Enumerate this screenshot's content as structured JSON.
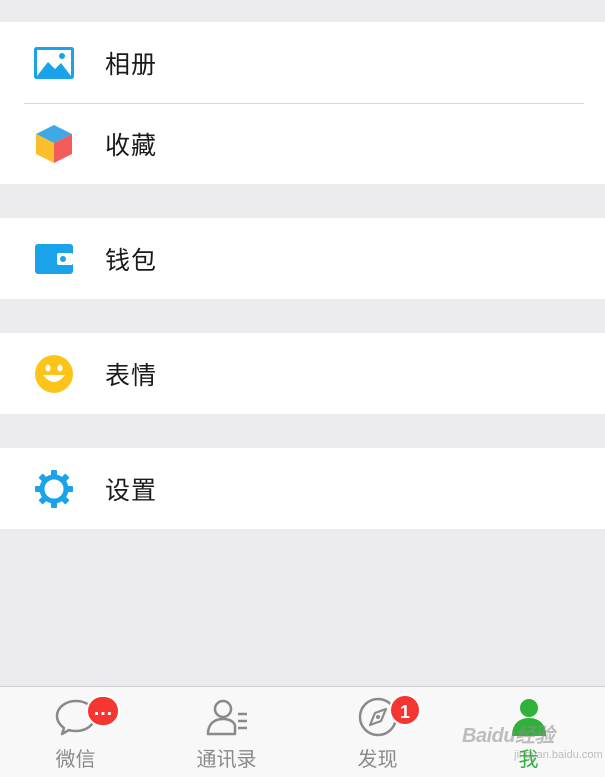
{
  "menu": {
    "album": {
      "label": "相册",
      "icon": "album-icon"
    },
    "favorites": {
      "label": "收藏",
      "icon": "favorites-cube-icon"
    },
    "wallet": {
      "label": "钱包",
      "icon": "wallet-icon"
    },
    "stickers": {
      "label": "表情",
      "icon": "smiley-icon"
    },
    "settings": {
      "label": "设置",
      "icon": "gear-icon"
    }
  },
  "tabs": [
    {
      "label": "微信",
      "icon": "chat-bubble-icon",
      "badge": "…"
    },
    {
      "label": "通讯录",
      "icon": "contacts-icon",
      "badge": ""
    },
    {
      "label": "发现",
      "icon": "compass-icon",
      "badge": "1"
    },
    {
      "label": "我",
      "icon": "me-person-icon",
      "badge": "",
      "active": true
    }
  ],
  "watermark": {
    "text": "Baidu经验",
    "sub": "jingyan.baidu.com"
  },
  "colors": {
    "accent_blue": "#1aa3e8",
    "badge_red": "#f43530",
    "active_green": "#2fb13a",
    "smiley_yellow": "#fcc419",
    "background": "#ebebee"
  }
}
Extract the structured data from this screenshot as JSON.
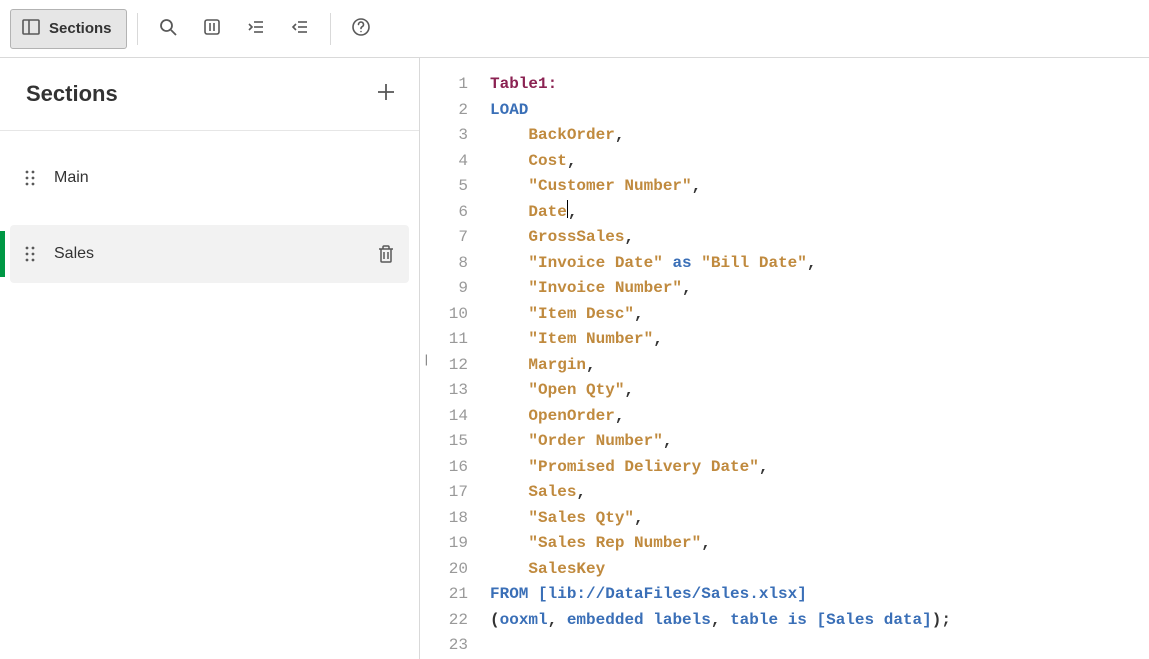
{
  "toolbar": {
    "sections_label": "Sections"
  },
  "sidebar": {
    "title": "Sections",
    "items": [
      {
        "label": "Main",
        "active": false
      },
      {
        "label": "Sales",
        "active": true
      }
    ]
  },
  "editor": {
    "cursor_line": 6,
    "lines": [
      {
        "n": 1,
        "tokens": [
          [
            "tablelabel",
            "Table1:"
          ]
        ]
      },
      {
        "n": 2,
        "tokens": [
          [
            "keyword",
            "LOAD"
          ]
        ]
      },
      {
        "n": 3,
        "tokens": [
          [
            "indent",
            "    "
          ],
          [
            "field",
            "BackOrder"
          ],
          [
            "punct",
            ","
          ]
        ]
      },
      {
        "n": 4,
        "tokens": [
          [
            "indent",
            "    "
          ],
          [
            "field",
            "Cost"
          ],
          [
            "punct",
            ","
          ]
        ]
      },
      {
        "n": 5,
        "tokens": [
          [
            "indent",
            "    "
          ],
          [
            "field",
            "\"Customer Number\""
          ],
          [
            "punct",
            ","
          ]
        ]
      },
      {
        "n": 6,
        "tokens": [
          [
            "indent",
            "    "
          ],
          [
            "field",
            "Date"
          ],
          [
            "cursor",
            ""
          ],
          [
            "punct",
            ","
          ]
        ]
      },
      {
        "n": 7,
        "tokens": [
          [
            "indent",
            "    "
          ],
          [
            "field",
            "GrossSales"
          ],
          [
            "punct",
            ","
          ]
        ]
      },
      {
        "n": 8,
        "tokens": [
          [
            "indent",
            "    "
          ],
          [
            "field",
            "\"Invoice Date\""
          ],
          [
            "punct",
            " "
          ],
          [
            "keyword",
            "as"
          ],
          [
            "punct",
            " "
          ],
          [
            "field",
            "\"Bill Date\""
          ],
          [
            "punct",
            ","
          ]
        ]
      },
      {
        "n": 9,
        "tokens": [
          [
            "indent",
            "    "
          ],
          [
            "field",
            "\"Invoice Number\""
          ],
          [
            "punct",
            ","
          ]
        ]
      },
      {
        "n": 10,
        "tokens": [
          [
            "indent",
            "    "
          ],
          [
            "field",
            "\"Item Desc\""
          ],
          [
            "punct",
            ","
          ]
        ]
      },
      {
        "n": 11,
        "tokens": [
          [
            "indent",
            "    "
          ],
          [
            "field",
            "\"Item Number\""
          ],
          [
            "punct",
            ","
          ]
        ]
      },
      {
        "n": 12,
        "tokens": [
          [
            "indent",
            "    "
          ],
          [
            "field",
            "Margin"
          ],
          [
            "punct",
            ","
          ]
        ]
      },
      {
        "n": 13,
        "tokens": [
          [
            "indent",
            "    "
          ],
          [
            "field",
            "\"Open Qty\""
          ],
          [
            "punct",
            ","
          ]
        ]
      },
      {
        "n": 14,
        "tokens": [
          [
            "indent",
            "    "
          ],
          [
            "field",
            "OpenOrder"
          ],
          [
            "punct",
            ","
          ]
        ]
      },
      {
        "n": 15,
        "tokens": [
          [
            "indent",
            "    "
          ],
          [
            "field",
            "\"Order Number\""
          ],
          [
            "punct",
            ","
          ]
        ]
      },
      {
        "n": 16,
        "tokens": [
          [
            "indent",
            "    "
          ],
          [
            "field",
            "\"Promised Delivery Date\""
          ],
          [
            "punct",
            ","
          ]
        ]
      },
      {
        "n": 17,
        "tokens": [
          [
            "indent",
            "    "
          ],
          [
            "field",
            "Sales"
          ],
          [
            "punct",
            ","
          ]
        ]
      },
      {
        "n": 18,
        "tokens": [
          [
            "indent",
            "    "
          ],
          [
            "field",
            "\"Sales Qty\""
          ],
          [
            "punct",
            ","
          ]
        ]
      },
      {
        "n": 19,
        "tokens": [
          [
            "indent",
            "    "
          ],
          [
            "field",
            "\"Sales Rep Number\""
          ],
          [
            "punct",
            ","
          ]
        ]
      },
      {
        "n": 20,
        "tokens": [
          [
            "indent",
            "    "
          ],
          [
            "field",
            "SalesKey"
          ]
        ]
      },
      {
        "n": 21,
        "tokens": [
          [
            "keyword",
            "FROM"
          ],
          [
            "punct",
            " "
          ],
          [
            "bracket",
            "[lib://DataFiles/Sales.xlsx]"
          ]
        ]
      },
      {
        "n": 22,
        "tokens": [
          [
            "punct",
            "("
          ],
          [
            "keyword",
            "ooxml"
          ],
          [
            "punct",
            ", "
          ],
          [
            "keyword",
            "embedded labels"
          ],
          [
            "punct",
            ", "
          ],
          [
            "keyword",
            "table"
          ],
          [
            "punct",
            " "
          ],
          [
            "is",
            "is"
          ],
          [
            "punct",
            " "
          ],
          [
            "bracket",
            "[Sales data]"
          ],
          [
            "punct",
            ");"
          ]
        ]
      },
      {
        "n": 23,
        "tokens": []
      }
    ]
  }
}
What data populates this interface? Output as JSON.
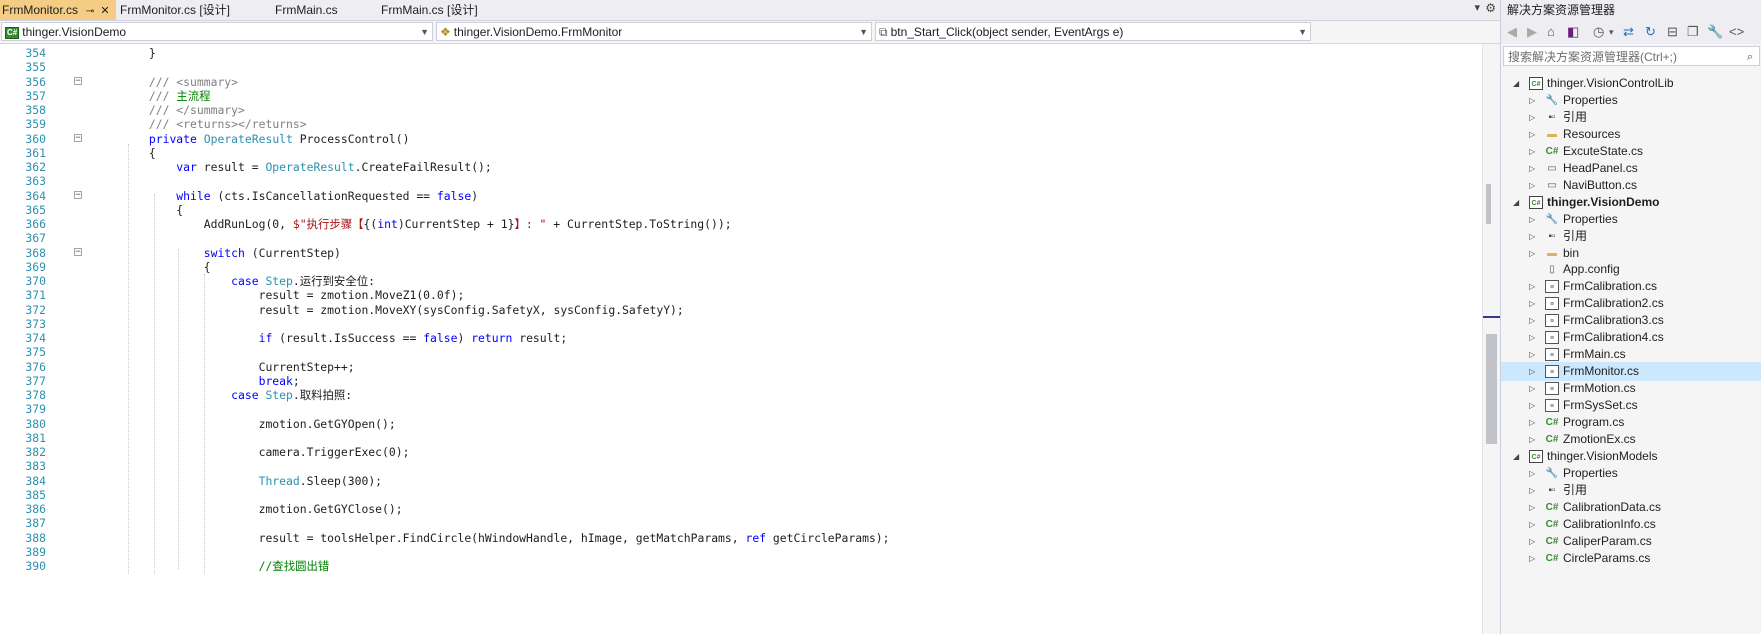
{
  "tabs": [
    {
      "label": "FrmMonitor.cs",
      "active": true
    },
    {
      "label": "FrmMonitor.cs [设计]",
      "active": false
    },
    {
      "label": "FrmMain.cs",
      "active": false
    },
    {
      "label": "FrmMain.cs [设计]",
      "active": false
    }
  ],
  "navbar": {
    "project": "thinger.VisionDemo",
    "class": "thinger.VisionDemo.FrmMonitor",
    "member": "btn_Start_Click(object sender, EventArgs e)"
  },
  "code_lines": [
    {
      "n": "354",
      "code": "        }"
    },
    {
      "n": "355",
      "code": ""
    },
    {
      "n": "356",
      "code": "        <span class=\"doc\">/// &lt;summary&gt;</span>"
    },
    {
      "n": "357",
      "code": "        <span class=\"doc\">///</span> <span class=\"cm\">主流程</span>"
    },
    {
      "n": "358",
      "code": "        <span class=\"doc\">/// &lt;/summary&gt;</span>"
    },
    {
      "n": "359",
      "code": "        <span class=\"doc\">/// &lt;returns&gt;&lt;/returns&gt;</span>"
    },
    {
      "n": "360",
      "code": "        <span class=\"kw\">private</span> <span class=\"ty\">OperateResult</span> ProcessControl()"
    },
    {
      "n": "361",
      "code": "        {"
    },
    {
      "n": "362",
      "code": "            <span class=\"kw\">var</span> result = <span class=\"ty\">OperateResult</span>.CreateFailResult();"
    },
    {
      "n": "363",
      "code": ""
    },
    {
      "n": "364",
      "code": "            <span class=\"kw\">while</span> (cts.IsCancellationRequested == <span class=\"kw\">false</span>)"
    },
    {
      "n": "365",
      "code": "            {"
    },
    {
      "n": "366",
      "code": "                AddRunLog(0, <span class=\"st\">$\"执行步骤【</span>{(<span class=\"kw\">int</span>)CurrentStep + 1}<span class=\"st\">】: \"</span> + CurrentStep.ToString());"
    },
    {
      "n": "367",
      "code": ""
    },
    {
      "n": "368",
      "code": "                <span class=\"kw\">switch</span> (CurrentStep)"
    },
    {
      "n": "369",
      "code": "                {"
    },
    {
      "n": "370",
      "code": "                    <span class=\"kw\">case</span> <span class=\"ty\">Step</span>.运行到安全位:"
    },
    {
      "n": "371",
      "code": "                        result = zmotion.MoveZ1(0.0f);"
    },
    {
      "n": "372",
      "code": "                        result = zmotion.MoveXY(sysConfig.SafetyX, sysConfig.SafetyY);"
    },
    {
      "n": "373",
      "code": ""
    },
    {
      "n": "374",
      "code": "                        <span class=\"kw\">if</span> (result.IsSuccess == <span class=\"kw\">false</span>) <span class=\"kw\">return</span> result;"
    },
    {
      "n": "375",
      "code": ""
    },
    {
      "n": "376",
      "code": "                        CurrentStep++;"
    },
    {
      "n": "377",
      "code": "                        <span class=\"kw\">break</span>;"
    },
    {
      "n": "378",
      "code": "                    <span class=\"kw\">case</span> <span class=\"ty\">Step</span>.取料拍照:"
    },
    {
      "n": "379",
      "code": ""
    },
    {
      "n": "380",
      "code": "                        zmotion.GetGYOpen();"
    },
    {
      "n": "381",
      "code": ""
    },
    {
      "n": "382",
      "code": "                        camera.TriggerExec(0);"
    },
    {
      "n": "383",
      "code": ""
    },
    {
      "n": "384",
      "code": "                        <span class=\"ty\">Thread</span>.Sleep(300);"
    },
    {
      "n": "385",
      "code": ""
    },
    {
      "n": "386",
      "code": "                        zmotion.GetGYClose();"
    },
    {
      "n": "387",
      "code": ""
    },
    {
      "n": "388",
      "code": "                        result = toolsHelper.FindCircle(hWindowHandle, hImage, getMatchParams, <span class=\"kw\">ref</span> getCircleParams);"
    },
    {
      "n": "389",
      "code": ""
    },
    {
      "n": "390",
      "code": "                        <span class=\"cm\">//查找圆出错</span>"
    }
  ],
  "explorer": {
    "title": "解决方案资源管理器",
    "search_placeholder": "搜索解决方案资源管理器(Ctrl+;)",
    "tree": [
      {
        "label": "thinger.VisionControlLib",
        "icon": "project-icon",
        "level": 0,
        "expanded": true,
        "bold": false
      },
      {
        "label": "Properties",
        "icon": "wrench-icon",
        "level": 1
      },
      {
        "label": "引用",
        "icon": "reference-icon",
        "level": 1
      },
      {
        "label": "Resources",
        "icon": "folder-icon",
        "level": 1
      },
      {
        "label": "ExcuteState.cs",
        "icon": "csharp-file-icon",
        "level": 1
      },
      {
        "label": "HeadPanel.cs",
        "icon": "panel-file-icon",
        "level": 1
      },
      {
        "label": "NaviButton.cs",
        "icon": "panel-file-icon",
        "level": 1
      },
      {
        "label": "thinger.VisionDemo",
        "icon": "project-icon",
        "level": 0,
        "expanded": true,
        "bold": true
      },
      {
        "label": "Properties",
        "icon": "wrench-icon",
        "level": 1
      },
      {
        "label": "引用",
        "icon": "reference-icon",
        "level": 1
      },
      {
        "label": "bin",
        "icon": "folder-icon",
        "level": 1
      },
      {
        "label": "App.config",
        "icon": "config-file-icon",
        "level": 1,
        "noexpand": true
      },
      {
        "label": "FrmCalibration.cs",
        "icon": "form-file-icon",
        "level": 1
      },
      {
        "label": "FrmCalibration2.cs",
        "icon": "form-file-icon",
        "level": 1
      },
      {
        "label": "FrmCalibration3.cs",
        "icon": "form-file-icon",
        "level": 1
      },
      {
        "label": "FrmCalibration4.cs",
        "icon": "form-file-icon",
        "level": 1
      },
      {
        "label": "FrmMain.cs",
        "icon": "form-file-icon",
        "level": 1
      },
      {
        "label": "FrmMonitor.cs",
        "icon": "form-file-icon",
        "level": 1,
        "selected": true
      },
      {
        "label": "FrmMotion.cs",
        "icon": "form-file-icon",
        "level": 1
      },
      {
        "label": "FrmSysSet.cs",
        "icon": "form-file-icon",
        "level": 1
      },
      {
        "label": "Program.cs",
        "icon": "csharp-file-icon",
        "level": 1
      },
      {
        "label": "ZmotionEx.cs",
        "icon": "csharp-file-icon",
        "level": 1
      },
      {
        "label": "thinger.VisionModels",
        "icon": "project-icon",
        "level": 0,
        "expanded": true,
        "bold": false
      },
      {
        "label": "Properties",
        "icon": "wrench-icon",
        "level": 1
      },
      {
        "label": "引用",
        "icon": "reference-icon",
        "level": 1
      },
      {
        "label": "CalibrationData.cs",
        "icon": "csharp-file-icon",
        "level": 1
      },
      {
        "label": "CalibrationInfo.cs",
        "icon": "csharp-file-icon",
        "level": 1
      },
      {
        "label": "CaliperParam.cs",
        "icon": "csharp-file-icon",
        "level": 1
      },
      {
        "label": "CircleParams.cs",
        "icon": "csharp-file-icon",
        "level": 1
      }
    ]
  }
}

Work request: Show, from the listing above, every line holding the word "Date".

Answer:
            "Date"
            "\"Invoice Date\""
            "\"Bill Date\""
            "\"Promised Delivery Date\""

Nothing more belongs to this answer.